“Don’t like the weather in Michigan? Wait five minutes.”
“Michigan is fortunate to enjoy four distinct seasons. Sometimes all in the same day.”
There are plenty of jokes about the Great Lake State’s variable climate, but when you’re running a restaurant based on the availability of fresh, local foods the weather’s no laughing matter. And when you’ve planned a menu around tomatoes, for example, and the tomatoes aren’t ripening on time you need to have (not necessarily in this order):
- a creative culinary mind that can make the most of what foods Mother Nature is dishing
- respect for a roster of trusted farmers and other food providers
- a sense of humor
And in Julie Stanley’s case at Food Dance in Kalamazoo, a flock of faeries.
Julie, a pioneer in Michigan’s now hot “farm-to-table” food movement, relies on locally grown, in-season produce and meats, poultry, fish, dairy products and other edibles for her popular Food Dance restaurant.
It was her philosophy way back in 1994 when she, with a business partner, opened a breakfast and lunch joint in beautiful downtown Kalamazoo in Southwest Michigan.
Surrounded by farmland and near Michigan’s fruitbelt along the Lake Michigan shore, it would have seemed natural for the restaurant to rely on local suppliers. Agriculture, afterall, has long been one of the state’s leading industries, with the variety of crops grown second only to California.
But the Food Dance concept was novel in a four-season climate nearly 20 years ago. Still, the idea caught on and Food Dance added a dinner menu and in 2007 moved a couple of blocks away to its larger, current location on East Michigan Avenue.
Now the sole proprietor, Julie is fulfilling her Food Dance vision in two adjoining buildings —one dates to the 1880s and the other the 1940s—that house a market featuring a nice selection of Michigan packaged and fresh food products, airy, high-ceilinged dining rooms, a handsome bar and space for private parties.
Decor is of the exposed brick walls and ceiling loft-chic variety splashed with food-themed works by local artists: Margy Hunter’s giant vegetable murals and towering cornstalks by Conrad Kaufman that separate dining areas and serve as perches for the before-mentioned papier mache faeries.

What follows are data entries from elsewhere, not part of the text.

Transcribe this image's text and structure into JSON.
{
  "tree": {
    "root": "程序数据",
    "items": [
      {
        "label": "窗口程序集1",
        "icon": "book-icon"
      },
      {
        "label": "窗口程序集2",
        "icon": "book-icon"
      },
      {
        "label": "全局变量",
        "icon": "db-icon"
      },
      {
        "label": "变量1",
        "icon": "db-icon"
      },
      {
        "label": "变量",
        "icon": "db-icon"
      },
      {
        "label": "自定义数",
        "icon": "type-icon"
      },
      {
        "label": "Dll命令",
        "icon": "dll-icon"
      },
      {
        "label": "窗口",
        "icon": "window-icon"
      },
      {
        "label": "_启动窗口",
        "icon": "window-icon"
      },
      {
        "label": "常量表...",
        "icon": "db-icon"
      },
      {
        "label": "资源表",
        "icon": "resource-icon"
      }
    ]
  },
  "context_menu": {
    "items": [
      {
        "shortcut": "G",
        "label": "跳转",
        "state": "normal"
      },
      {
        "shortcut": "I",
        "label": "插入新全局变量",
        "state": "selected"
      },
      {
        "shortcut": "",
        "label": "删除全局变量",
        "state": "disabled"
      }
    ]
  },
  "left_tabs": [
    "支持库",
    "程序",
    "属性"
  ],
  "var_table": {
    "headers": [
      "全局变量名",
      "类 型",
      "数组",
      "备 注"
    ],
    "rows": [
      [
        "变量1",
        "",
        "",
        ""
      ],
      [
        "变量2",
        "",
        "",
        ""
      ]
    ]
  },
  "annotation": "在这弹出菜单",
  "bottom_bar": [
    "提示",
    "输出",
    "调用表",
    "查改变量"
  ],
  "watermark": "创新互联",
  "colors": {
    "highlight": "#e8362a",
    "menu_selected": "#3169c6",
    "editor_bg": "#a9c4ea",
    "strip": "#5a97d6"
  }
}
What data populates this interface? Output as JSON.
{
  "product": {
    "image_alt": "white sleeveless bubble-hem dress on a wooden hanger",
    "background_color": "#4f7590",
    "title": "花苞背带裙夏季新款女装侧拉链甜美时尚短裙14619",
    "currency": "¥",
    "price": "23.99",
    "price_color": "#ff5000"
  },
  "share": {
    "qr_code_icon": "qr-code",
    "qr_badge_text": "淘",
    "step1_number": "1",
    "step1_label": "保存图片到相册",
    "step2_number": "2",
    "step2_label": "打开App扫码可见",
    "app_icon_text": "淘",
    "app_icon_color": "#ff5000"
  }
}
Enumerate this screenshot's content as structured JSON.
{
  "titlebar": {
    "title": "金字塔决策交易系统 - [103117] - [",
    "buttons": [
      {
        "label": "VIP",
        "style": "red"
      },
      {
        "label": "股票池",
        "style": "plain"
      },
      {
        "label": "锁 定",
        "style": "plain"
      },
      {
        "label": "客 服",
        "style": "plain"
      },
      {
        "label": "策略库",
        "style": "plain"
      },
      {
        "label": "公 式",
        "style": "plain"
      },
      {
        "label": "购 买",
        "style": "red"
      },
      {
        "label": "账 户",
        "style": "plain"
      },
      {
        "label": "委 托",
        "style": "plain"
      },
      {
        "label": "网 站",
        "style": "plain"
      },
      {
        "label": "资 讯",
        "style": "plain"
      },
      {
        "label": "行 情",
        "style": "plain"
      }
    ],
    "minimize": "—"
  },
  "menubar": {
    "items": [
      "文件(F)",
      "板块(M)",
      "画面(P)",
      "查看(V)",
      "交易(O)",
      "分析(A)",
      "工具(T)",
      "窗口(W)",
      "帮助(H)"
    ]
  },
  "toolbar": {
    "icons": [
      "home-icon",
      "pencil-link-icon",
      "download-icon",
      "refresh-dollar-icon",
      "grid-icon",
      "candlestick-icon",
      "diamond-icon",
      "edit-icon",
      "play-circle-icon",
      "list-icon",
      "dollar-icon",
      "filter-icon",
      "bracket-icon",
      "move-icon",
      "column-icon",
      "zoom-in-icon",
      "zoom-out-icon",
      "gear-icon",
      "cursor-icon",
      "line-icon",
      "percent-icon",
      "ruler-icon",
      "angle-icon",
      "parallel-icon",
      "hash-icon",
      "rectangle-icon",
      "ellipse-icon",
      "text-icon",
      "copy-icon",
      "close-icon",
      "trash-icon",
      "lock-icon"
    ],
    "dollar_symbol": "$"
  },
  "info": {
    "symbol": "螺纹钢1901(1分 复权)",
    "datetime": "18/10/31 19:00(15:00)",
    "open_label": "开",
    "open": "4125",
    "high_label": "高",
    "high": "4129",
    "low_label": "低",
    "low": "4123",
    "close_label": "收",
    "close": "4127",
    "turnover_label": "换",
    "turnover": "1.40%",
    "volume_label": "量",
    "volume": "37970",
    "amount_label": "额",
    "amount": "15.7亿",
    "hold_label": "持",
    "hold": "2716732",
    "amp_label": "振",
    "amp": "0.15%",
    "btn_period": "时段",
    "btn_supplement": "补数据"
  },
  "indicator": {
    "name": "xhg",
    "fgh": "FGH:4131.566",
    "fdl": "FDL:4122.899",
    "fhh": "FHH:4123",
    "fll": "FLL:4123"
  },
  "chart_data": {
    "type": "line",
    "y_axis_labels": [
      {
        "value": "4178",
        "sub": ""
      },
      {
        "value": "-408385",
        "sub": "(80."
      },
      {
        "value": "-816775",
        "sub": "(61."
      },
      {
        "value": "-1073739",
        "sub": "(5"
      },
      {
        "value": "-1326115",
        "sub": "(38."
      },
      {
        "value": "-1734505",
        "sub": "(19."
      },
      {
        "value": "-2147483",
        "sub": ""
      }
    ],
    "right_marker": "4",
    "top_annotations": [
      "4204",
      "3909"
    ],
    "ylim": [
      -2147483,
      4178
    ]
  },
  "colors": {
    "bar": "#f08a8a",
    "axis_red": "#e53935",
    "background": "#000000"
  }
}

But it isn’t faeries who conjure up the what’s fresh and good-for-you seasonal menu. Chef Robb Hammond, who started assisting in the kitchen 16 years ago, says that Food Dance, throughout its evolution from a small cafe to the current, 225-seat, full-service restaurant, has always been “all about scratch cooking and making good food.”
That now includes everything from in-house butchering of hogs to curing meat, baking bread, crafting cheese and concocting juices, infused syrups and bitters for the bar. (The bar carries a nice selection of draft and bottled beer from Michigan but just a few wines from the Great Lakes State, though you can buy Michigan wine in the Market.)
The Food Dance crew shops the farmers’ market and works hard to find trusted sources locally where possible. One of those is Carlson Farms, which provides the kitchen with 600 dozen free range eggs each week.
Chef Robb knows all of the suppliers and visits their farms to check on the pastured chickens and hogs, creamery-fresh cheese and yogurt and pesticide-free produce. Many suppliers are listed on the Food Dance website (how many restaurants do that?).
On a recent whirlwind tour for foodie writers I had a chance to spend a short time with a few of the contributors to the Food Dance success story, including Carlson Farms (chicken and eggs), Mattawan Artisan Creamery (yogurt and cheese) and Kirklin Farm (produce).
Then, at dinner in the restaurant, we were able to sample products from the farms we visited.
From a selection of appetizers to the main course it’s obvious why Food Dance consistently earns rave reviews. I chose the Sesame Ginger Salmon, with a Maple syrup sesame soy glaze, on rice with steamed greens and cucumber relish. Delish.
Julie Stanley and Chef Robb Hammond demonstrate their respect for local farmers and food makers in the dining room every day as well as at special events throughout the year.
In addition to cooking classes Food Dance hosts a series of Farm to Fork dinners, each featuring a local grower(s) and a star ingredient.
This year’s tardy tomato crop has come through in time for the Kirklin Farm Tomato Dinner, 6-8 p.m., Thursday, September 5. The five-course meal is $55 per person.
Next up, on Thursday, October 17, is the 3 Dairy Dinner with products from three artisan dairies and cheesemakers, including Zingerman’s Creamery and Evergreen Lane Creamery. The four-course meal is $55 per person.
After a meal at Food Dance you just may feel like doing a happy dance.
401 East Michigan Ave., Kalamazoo, Michigan
Open 7 days, serving breakfast, lunch and dinner Monday-Friday from 7 a.m.-10 p.m., Saturday 7 a.m.-11 p.m., and breakfast menu only on Sunday from 8 a.m.-3 p.m. Closed on some holidays.
All stories and photos copyright Kath Usitalo unless otherwise noted